Analysis of three democracies in the South, a geographic hemisphere often omitted by those asking these questions, suggests the answer is a resounding ‘no.’
The experiences of Brazil, India and South Africa demonstrate that it is not necessary to give up individual freedoms, rule of law, independent institutions, a free press and regular elections in nations struggling with the challenges of poverty. On the contrary, democratic rights and freedoms can in numerous ways help promote sustained development, higher economic growth and effective routes out of poverty.
In countries with large populations, low levels of education and rapidly expanding cities, the nature of economic growth matters just as much as the rate. Growth in a developing country must be sustained and labor-intensive. It must produce the higher state revenues necessary to expand basic services, education and health opportunities for those historically excluded from the modern economy. These countries must open up to large companies, and also remove barriers to small and medium enterprise, secure property rights and open new opportunities for entrepreneurs.
South Africa’s democracy has improved the quality of life for millions of people in ways that were unimaginable under apartheid. Brazilian poverty is now in single digits. In India, the size of the economy doubled between 2005 and 2012, with, by some calculations, nearly 190 million people lifted out of absolute poverty during this period.
All three countries have flexible political systems that provide them with the ability to renew themselves, deal with challenges and learn from mistakes. Many outsiders see protests in these developing nations as a sign of instability, but more often than not it is a way for citizens within these democratic developing countries to push for reform, not revolution. In exercising their democratic right to dissent they can strengthen the country and its political system, and sometimes open the way to better policy-making in future.
And the costs of unaccountability and corruption are high: they act as a curb on economic growth, destroy trust in the political system and government, erode the rule of law and weaken state institutions. The on-going battle against corruption ultimately requires more transparency, more effective democratic institutions and more representative democracy, not less. It is hard to see how authoritarian states can compete with this.
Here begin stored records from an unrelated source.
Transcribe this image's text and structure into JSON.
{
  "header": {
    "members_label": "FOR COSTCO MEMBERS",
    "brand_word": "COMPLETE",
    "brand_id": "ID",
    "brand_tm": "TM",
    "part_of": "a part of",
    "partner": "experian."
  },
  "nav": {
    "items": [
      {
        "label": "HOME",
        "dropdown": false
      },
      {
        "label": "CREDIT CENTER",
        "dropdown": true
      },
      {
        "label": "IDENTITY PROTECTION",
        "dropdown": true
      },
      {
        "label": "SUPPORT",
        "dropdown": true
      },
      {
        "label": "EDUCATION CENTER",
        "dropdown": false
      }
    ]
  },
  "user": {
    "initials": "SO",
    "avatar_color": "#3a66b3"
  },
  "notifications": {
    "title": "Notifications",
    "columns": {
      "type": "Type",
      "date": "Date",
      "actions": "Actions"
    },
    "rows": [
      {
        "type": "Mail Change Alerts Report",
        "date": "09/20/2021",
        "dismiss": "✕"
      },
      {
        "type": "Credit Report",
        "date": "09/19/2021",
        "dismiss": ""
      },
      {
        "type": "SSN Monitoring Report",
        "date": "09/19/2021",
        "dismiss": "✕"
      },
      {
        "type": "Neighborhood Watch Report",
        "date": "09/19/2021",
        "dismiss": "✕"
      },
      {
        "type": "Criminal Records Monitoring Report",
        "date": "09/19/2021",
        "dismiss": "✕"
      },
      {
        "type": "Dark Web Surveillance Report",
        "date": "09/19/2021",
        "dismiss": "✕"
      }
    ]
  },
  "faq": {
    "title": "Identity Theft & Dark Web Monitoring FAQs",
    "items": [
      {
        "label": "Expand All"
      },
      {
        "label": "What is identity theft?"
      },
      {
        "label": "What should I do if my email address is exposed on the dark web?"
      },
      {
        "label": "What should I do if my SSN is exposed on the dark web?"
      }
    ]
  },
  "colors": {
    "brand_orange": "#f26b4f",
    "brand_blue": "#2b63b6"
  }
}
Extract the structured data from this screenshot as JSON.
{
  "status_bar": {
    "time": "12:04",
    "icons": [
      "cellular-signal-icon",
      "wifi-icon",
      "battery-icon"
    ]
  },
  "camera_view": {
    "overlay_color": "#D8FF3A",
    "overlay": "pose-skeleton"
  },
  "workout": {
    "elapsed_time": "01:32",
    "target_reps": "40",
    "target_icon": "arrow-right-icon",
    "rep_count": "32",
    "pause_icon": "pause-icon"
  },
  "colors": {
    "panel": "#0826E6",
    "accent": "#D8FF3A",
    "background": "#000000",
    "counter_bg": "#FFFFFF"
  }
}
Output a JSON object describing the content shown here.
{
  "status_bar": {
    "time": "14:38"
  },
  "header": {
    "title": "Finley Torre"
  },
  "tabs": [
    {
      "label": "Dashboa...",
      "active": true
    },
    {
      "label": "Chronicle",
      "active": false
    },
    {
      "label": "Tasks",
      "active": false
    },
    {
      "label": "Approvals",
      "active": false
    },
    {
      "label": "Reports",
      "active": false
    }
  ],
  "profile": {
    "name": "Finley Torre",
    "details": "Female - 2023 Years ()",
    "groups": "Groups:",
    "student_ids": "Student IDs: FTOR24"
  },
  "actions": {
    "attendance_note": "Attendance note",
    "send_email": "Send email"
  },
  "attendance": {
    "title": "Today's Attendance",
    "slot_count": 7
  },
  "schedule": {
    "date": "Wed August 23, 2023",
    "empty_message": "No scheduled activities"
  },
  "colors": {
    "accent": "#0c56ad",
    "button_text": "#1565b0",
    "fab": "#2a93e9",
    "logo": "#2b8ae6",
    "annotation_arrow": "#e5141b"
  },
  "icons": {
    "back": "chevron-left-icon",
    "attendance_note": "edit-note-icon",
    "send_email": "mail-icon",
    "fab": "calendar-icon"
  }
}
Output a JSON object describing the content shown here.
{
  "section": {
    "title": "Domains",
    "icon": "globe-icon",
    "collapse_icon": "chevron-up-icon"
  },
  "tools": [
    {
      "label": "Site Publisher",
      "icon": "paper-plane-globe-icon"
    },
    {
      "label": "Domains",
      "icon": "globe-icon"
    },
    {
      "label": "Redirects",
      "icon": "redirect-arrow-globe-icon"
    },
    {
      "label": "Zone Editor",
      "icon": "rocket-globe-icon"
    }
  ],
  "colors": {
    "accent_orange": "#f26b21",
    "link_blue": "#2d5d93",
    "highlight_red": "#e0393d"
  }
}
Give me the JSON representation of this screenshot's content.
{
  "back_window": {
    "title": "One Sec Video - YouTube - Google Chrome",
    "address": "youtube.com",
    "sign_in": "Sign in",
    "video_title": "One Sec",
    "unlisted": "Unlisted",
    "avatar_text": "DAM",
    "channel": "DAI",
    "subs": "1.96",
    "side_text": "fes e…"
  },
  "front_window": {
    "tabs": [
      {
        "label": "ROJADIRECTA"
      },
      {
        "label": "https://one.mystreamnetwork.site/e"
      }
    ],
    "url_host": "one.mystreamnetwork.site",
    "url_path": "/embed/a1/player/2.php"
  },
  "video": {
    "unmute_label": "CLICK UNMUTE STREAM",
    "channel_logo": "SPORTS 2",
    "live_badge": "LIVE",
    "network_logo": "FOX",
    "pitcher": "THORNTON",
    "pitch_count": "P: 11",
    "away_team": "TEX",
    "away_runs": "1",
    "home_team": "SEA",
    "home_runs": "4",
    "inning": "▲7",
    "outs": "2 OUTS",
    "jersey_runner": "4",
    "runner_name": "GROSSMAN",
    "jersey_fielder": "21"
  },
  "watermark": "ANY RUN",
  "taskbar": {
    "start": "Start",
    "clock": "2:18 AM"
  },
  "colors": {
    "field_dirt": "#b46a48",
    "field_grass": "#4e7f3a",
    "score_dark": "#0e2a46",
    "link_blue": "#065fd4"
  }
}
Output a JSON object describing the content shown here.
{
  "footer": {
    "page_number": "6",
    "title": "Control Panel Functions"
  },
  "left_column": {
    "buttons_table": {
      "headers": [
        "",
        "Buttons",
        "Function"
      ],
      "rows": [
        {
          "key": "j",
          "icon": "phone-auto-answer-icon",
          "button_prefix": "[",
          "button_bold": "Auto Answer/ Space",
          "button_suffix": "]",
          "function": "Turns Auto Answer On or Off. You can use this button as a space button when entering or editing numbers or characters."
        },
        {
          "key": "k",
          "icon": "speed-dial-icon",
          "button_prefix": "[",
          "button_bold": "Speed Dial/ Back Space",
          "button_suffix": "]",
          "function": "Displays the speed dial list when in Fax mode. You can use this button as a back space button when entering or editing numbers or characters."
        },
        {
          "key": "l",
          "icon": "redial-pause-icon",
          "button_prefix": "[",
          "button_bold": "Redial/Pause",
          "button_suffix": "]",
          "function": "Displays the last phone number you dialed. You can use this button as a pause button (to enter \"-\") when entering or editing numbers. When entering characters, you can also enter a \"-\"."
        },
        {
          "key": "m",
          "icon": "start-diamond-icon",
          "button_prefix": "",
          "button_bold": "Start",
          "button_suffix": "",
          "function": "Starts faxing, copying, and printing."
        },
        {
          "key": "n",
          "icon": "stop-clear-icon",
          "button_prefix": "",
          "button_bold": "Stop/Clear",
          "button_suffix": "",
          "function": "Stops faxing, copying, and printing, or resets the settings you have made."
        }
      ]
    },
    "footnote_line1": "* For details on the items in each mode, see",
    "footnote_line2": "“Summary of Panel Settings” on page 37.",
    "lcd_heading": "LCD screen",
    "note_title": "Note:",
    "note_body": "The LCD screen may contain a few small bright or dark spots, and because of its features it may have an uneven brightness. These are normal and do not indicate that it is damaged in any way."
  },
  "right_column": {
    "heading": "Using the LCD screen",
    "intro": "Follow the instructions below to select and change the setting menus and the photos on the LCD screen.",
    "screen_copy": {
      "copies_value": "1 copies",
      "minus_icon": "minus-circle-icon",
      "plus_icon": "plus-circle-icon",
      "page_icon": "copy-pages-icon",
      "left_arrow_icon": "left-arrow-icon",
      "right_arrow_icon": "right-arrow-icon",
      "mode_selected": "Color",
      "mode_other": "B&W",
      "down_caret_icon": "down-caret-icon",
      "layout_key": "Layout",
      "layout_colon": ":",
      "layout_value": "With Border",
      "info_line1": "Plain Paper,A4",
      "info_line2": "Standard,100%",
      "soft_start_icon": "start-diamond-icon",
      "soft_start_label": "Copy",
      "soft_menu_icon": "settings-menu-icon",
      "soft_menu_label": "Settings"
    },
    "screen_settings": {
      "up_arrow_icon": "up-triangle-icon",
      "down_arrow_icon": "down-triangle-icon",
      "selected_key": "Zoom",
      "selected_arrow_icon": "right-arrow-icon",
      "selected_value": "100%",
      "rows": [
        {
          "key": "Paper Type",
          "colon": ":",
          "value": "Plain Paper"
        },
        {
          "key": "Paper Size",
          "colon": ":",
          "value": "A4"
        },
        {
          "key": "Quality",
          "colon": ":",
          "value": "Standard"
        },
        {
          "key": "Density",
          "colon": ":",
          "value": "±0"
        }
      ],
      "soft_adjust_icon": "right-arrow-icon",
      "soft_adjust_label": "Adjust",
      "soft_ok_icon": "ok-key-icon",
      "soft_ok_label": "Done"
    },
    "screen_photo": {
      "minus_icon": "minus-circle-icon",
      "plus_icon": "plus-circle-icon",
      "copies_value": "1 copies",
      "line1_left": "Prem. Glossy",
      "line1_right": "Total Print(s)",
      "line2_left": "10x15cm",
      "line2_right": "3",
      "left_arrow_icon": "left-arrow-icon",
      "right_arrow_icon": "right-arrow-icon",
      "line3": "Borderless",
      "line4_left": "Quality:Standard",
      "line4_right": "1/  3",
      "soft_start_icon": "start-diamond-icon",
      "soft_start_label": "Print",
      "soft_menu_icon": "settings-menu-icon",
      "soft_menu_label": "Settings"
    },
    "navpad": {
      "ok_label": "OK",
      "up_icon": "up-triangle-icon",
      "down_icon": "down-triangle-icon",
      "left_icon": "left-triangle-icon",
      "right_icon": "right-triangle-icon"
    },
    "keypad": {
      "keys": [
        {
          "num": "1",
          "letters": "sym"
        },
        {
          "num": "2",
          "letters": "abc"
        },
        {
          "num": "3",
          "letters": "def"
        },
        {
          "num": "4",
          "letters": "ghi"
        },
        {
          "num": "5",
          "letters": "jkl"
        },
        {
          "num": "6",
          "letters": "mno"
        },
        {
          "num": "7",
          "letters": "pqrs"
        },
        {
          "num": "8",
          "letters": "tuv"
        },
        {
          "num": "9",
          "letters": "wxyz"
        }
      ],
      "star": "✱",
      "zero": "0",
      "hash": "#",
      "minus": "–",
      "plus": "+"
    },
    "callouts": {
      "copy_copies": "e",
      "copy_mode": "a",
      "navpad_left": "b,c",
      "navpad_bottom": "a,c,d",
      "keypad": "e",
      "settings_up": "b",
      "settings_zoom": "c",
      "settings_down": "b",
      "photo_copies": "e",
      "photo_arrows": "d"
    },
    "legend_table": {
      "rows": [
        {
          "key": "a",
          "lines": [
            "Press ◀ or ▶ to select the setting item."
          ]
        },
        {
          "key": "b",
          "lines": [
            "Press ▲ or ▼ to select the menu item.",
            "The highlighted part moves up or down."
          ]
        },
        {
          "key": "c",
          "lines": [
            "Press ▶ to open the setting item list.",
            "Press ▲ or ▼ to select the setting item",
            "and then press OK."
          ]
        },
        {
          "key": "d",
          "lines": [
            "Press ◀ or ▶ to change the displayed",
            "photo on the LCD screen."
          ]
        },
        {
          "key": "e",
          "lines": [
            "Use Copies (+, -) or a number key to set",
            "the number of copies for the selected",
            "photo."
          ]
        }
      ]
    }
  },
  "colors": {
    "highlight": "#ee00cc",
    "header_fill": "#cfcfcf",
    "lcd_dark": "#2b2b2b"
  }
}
We also know a lot more about corruption in democratic societies than we do in authoritarian states, thanks to the efforts of citizens, NGOs, legislatures, state institutions and the media. This does not mean that corruption is more prevalent in democratic regimes; on the contrary, democracies provide more opportunities for people and institutions to talk about corruption, expose its prevalence and fight for improvements.
Democratic freedoms can also help foster economic and social innovation that authoritarian systems find it difficult to produce. By protecting dissenters from persecution, creating independent universities, entrenching intellectual property rights and freeing up the business environment, democracies can encourage and protect innovators from all walks of life with radically new ideas. Developing world democracies have proven good at social innovation. Their companies have proven to be particularly good at frugal innovation, and at producing, marketing and making money in developing world markets.
By intensifying transparency and accountability, championing further market reforms, strengthening the competence and capacity of their governments and committing to policies that expand opportunities for the poor, these three democracies offer different models — and lessons in what works and doesn’t work — to tackle the challenges developing countries share.
The additional democratic advantage to fight corruption, fix mistakes, forge lasting national identities, promote inclusion and foster innovation make a compelling argument for a democratic alternative emerging from the pivotal countries of South. India, Brazil and South Africa.
- Ann Bernstein is the executive director of the Centre for Development and Enterprise. This article is based on CDE’s “Democracy Works” project. Read more about the project here and read the reports here.